Why would I keep a copy of a talk delivered before I was born to an industry I have no interest in? I asked myself that same question. Then I read it and understood.

Gray was answering a question I had often asked myself: what is the prescription for success? Like me, he had been taught that success comes from hard work. But then he looked at some of the most successful people in the world, and saw that concept for what it is: baloney.

So, if hard work isn't the secret, what is?

Gray said he studied the lives of the rich and famous of his day. He came to the conclusion that their secret was not only in what they did but also in why they did it. According to Gray successful people, like those who are not successful, have distastes for performing many of the same tasks and functions. But those who are successful make a habit of doing what needs to be done even if they don't want to do it, while the failures simply don't do them at all.

Wow! That's a definition I can relate to. We are talking simple here. Let's see if, upon examination, it loses its simplicity. What are some of the things failures should do but don't do?

1. Set specific goals and review them often. I continue to be amazed at how many people choose not to make this a habit. Study after study shows how fruitful this routine can be. Yet fewer than 5 percent do it consistently. A Yale study showed that the 3 percent of its alumni who performed this sometimes tedious function outearned the 97 percent who didn't.

2. Prioritize time; do first things first. Making lists, numbering the tasks in order of importance and completing them in that order is a simple task that failures refuse to do while the successful make a habit of it — whether they like it or not.

3. Call on people even if they don't seem to be receptive. Successful entrepreneurs consider prospecting to be a basic activity to success, but failures refuse to do it consistently. Meanwhile, the successful, who may not enjoy the activity, habitually do what it takes to succeed.

4. Keep track of specific tasks performed and the outcomes. A friend of mine puts it this way: "Winners talk in specifics; losers talk in generalities." Successful people keep track. Keeping track helps you reach out; reaching out helps you stretch; stretching helps you grow.

Gray writes that the best way to create a habit is to link it to a definite purpose that can be accomplished by keeping the habit every day. If your purpose is strong enough, you will form habits that will push you toward your purpose. For optimum success, Gray says, you should make your purpose sentimental, not necessarily logical.

Which is why I have decided to make a habit out of cleaning out my top drawer more often — even though I don't like doing it. But I did like reading those "thank you" notes, and that's the real purpose behind the habit.

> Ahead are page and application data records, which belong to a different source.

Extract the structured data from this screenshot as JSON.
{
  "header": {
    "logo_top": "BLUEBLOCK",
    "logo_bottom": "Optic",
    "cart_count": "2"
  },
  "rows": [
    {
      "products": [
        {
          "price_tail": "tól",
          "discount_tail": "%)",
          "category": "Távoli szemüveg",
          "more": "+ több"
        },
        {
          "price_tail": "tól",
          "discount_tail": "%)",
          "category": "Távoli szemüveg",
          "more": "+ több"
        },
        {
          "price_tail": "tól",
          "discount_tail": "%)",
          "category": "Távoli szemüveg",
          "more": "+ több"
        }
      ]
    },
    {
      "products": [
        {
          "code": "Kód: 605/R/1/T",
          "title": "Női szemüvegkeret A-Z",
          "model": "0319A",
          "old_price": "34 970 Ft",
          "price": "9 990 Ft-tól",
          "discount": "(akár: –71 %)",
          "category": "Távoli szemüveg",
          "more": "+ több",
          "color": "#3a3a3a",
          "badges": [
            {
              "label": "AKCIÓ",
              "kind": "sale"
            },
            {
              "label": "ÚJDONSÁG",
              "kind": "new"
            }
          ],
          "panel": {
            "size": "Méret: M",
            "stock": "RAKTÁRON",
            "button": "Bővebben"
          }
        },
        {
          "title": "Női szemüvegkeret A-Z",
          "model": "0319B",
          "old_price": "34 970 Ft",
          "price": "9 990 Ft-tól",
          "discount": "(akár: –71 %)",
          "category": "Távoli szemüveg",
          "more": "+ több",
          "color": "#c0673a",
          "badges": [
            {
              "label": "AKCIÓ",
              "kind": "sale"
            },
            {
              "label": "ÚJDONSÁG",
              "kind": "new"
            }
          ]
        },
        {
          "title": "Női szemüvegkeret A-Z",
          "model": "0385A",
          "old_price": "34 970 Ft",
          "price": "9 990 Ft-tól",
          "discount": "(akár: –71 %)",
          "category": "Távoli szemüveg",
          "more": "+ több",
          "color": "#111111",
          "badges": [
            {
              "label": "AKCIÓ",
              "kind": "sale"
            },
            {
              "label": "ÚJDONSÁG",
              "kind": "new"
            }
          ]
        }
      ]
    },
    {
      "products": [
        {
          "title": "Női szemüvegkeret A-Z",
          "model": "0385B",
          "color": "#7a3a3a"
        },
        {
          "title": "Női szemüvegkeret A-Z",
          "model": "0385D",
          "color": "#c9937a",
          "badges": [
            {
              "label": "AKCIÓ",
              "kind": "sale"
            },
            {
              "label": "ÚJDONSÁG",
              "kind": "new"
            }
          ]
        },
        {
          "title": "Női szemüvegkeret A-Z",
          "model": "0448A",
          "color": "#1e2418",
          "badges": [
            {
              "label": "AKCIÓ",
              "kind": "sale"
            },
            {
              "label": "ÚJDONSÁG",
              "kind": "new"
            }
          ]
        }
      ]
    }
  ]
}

It isn't logical. But it is sentimental.

Stephen W. Gibson is affiliated with the BYU Center for Entrepreneurship. He can be reached via e-mail at